**Problem statement**
Please reproduce, exactly and in full, the lines running from the one that contains "Give me the" to the end of the entries.

··· Material for the task ···

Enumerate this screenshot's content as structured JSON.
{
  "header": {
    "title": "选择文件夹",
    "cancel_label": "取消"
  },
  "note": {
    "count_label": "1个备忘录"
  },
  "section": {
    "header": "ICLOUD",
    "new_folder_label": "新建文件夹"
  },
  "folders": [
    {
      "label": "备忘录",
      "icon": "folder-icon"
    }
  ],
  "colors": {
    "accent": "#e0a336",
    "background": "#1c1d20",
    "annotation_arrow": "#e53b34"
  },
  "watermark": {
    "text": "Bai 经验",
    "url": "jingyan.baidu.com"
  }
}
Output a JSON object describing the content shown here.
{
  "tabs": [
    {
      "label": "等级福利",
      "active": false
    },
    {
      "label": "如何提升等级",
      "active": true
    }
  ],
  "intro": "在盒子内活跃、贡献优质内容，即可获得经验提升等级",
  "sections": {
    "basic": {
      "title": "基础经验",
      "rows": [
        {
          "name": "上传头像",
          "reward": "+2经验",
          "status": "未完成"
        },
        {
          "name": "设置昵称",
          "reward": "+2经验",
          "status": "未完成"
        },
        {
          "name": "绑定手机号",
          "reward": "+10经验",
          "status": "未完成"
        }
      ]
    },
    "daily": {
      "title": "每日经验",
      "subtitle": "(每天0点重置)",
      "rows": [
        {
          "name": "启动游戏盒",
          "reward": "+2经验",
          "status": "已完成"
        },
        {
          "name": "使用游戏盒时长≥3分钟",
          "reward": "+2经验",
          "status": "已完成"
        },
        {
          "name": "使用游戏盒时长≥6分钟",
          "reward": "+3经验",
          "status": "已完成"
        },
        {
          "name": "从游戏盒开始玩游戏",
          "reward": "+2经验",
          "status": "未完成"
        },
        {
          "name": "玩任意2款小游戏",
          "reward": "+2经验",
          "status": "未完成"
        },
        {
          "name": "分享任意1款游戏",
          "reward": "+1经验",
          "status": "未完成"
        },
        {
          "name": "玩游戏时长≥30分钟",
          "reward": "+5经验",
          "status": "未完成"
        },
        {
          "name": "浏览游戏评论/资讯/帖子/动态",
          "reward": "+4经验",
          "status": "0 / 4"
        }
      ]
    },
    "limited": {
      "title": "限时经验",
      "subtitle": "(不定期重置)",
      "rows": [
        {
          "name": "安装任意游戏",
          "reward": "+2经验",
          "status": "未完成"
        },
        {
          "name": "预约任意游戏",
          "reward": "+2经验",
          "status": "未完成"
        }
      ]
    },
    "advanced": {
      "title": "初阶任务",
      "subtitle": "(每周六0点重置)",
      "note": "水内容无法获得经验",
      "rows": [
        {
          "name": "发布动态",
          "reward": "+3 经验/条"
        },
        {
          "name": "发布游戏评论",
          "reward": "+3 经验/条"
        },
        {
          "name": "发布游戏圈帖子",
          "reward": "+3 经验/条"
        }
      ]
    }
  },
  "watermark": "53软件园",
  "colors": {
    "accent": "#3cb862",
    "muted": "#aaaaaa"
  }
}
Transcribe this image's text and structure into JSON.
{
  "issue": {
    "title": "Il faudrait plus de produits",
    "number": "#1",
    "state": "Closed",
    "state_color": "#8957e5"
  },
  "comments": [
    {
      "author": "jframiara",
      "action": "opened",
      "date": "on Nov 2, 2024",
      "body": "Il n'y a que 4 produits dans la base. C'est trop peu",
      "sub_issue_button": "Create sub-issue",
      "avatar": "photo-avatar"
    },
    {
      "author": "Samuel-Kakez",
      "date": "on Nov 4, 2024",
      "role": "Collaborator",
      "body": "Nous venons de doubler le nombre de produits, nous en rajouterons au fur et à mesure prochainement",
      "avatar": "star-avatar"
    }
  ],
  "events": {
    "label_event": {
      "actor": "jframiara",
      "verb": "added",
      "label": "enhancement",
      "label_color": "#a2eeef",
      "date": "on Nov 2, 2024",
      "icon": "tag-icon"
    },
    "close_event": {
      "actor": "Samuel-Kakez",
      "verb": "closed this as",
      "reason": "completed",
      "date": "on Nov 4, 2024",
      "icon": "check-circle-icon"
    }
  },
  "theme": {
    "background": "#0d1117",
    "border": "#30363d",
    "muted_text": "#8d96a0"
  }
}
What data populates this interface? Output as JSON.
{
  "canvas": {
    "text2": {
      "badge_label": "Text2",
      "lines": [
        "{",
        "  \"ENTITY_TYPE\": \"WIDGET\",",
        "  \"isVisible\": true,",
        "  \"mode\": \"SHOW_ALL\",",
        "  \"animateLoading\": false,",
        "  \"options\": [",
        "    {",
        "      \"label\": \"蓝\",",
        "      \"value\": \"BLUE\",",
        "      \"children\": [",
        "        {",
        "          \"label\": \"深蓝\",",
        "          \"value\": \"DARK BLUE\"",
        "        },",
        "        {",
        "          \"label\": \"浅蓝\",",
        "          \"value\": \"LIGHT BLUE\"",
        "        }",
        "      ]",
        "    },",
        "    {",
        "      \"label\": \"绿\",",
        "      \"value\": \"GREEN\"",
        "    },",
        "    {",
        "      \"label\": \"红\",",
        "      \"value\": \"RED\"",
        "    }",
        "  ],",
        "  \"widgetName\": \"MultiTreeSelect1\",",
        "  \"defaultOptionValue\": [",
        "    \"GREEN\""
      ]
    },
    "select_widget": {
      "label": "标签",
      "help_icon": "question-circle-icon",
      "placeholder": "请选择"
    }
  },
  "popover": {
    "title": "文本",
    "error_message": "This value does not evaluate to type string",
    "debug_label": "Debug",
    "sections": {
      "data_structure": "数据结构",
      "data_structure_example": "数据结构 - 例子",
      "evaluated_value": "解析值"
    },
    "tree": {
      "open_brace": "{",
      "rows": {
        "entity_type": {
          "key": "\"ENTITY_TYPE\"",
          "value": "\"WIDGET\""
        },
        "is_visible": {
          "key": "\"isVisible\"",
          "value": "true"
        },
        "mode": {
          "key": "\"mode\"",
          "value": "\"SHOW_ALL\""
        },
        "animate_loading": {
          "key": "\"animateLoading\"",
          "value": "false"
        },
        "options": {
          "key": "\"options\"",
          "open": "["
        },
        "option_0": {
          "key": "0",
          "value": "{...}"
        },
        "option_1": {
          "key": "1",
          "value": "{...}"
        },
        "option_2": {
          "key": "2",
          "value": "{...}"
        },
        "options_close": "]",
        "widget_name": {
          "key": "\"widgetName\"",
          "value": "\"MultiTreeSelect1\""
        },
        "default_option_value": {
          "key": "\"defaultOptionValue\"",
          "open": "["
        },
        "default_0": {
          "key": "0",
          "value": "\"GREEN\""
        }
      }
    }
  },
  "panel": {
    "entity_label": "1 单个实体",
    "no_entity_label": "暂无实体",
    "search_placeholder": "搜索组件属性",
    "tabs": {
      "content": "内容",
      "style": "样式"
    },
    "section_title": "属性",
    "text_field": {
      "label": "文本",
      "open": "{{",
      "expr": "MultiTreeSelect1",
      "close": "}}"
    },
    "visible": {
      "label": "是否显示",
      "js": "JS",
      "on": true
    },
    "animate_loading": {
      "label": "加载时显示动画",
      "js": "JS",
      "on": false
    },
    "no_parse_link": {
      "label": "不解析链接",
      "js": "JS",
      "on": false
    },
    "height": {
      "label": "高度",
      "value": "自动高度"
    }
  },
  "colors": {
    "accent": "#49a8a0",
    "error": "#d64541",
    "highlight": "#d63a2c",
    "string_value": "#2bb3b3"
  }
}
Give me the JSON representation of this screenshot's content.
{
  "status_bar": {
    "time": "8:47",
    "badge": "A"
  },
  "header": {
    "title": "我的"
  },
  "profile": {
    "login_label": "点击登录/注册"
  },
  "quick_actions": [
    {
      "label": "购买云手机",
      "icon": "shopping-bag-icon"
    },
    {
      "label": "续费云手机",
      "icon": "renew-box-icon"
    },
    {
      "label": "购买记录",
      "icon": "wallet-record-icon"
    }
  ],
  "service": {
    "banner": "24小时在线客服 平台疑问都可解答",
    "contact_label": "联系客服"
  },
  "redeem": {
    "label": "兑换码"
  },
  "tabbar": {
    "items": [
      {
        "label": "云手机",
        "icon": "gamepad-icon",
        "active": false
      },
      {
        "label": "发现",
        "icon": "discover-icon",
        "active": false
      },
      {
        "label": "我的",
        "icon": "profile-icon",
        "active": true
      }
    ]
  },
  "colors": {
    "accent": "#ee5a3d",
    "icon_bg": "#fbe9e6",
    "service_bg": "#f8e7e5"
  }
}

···

**Result for this task**
Give me the JSON representation of this screenshot's content.
{
  "status_bar": {
    "time": "8:47",
    "badge": "A"
  },
  "header": {
    "title": "我的"
  },
  "profile": {
    "login_label": "点击登录/注册"
  },
  "quick_actions": [
    {
      "label": "购买云手机",
      "icon": "shopping-bag-icon"
    },
    {
      "label": "续费云手机",
      "icon": "renew-box-icon"
    },
    {
      "label": "购买记录",
      "icon": "wallet-record-icon"
    }
  ],
  "service": {
    "banner": "24小时在线客服 平台疑问都可解答",
    "contact_label": "联系客服"
  },
  "redeem": {
    "label": "兑换码"
  },
  "tabbar": {
    "items": [
      {
        "label": "云手机",
        "icon": "gamepad-icon",
        "active": false
      },
      {
        "label": "发现",
        "icon": "discover-icon",
        "active": false
      },
      {
        "label": "我的",
        "icon": "profile-icon",
        "active": true
      }
    ]
  },
  "colors": {
    "accent": "#ee5a3d",
    "icon_bg": "#fbe9e6",
    "service_bg": "#f8e7e5"
  }
}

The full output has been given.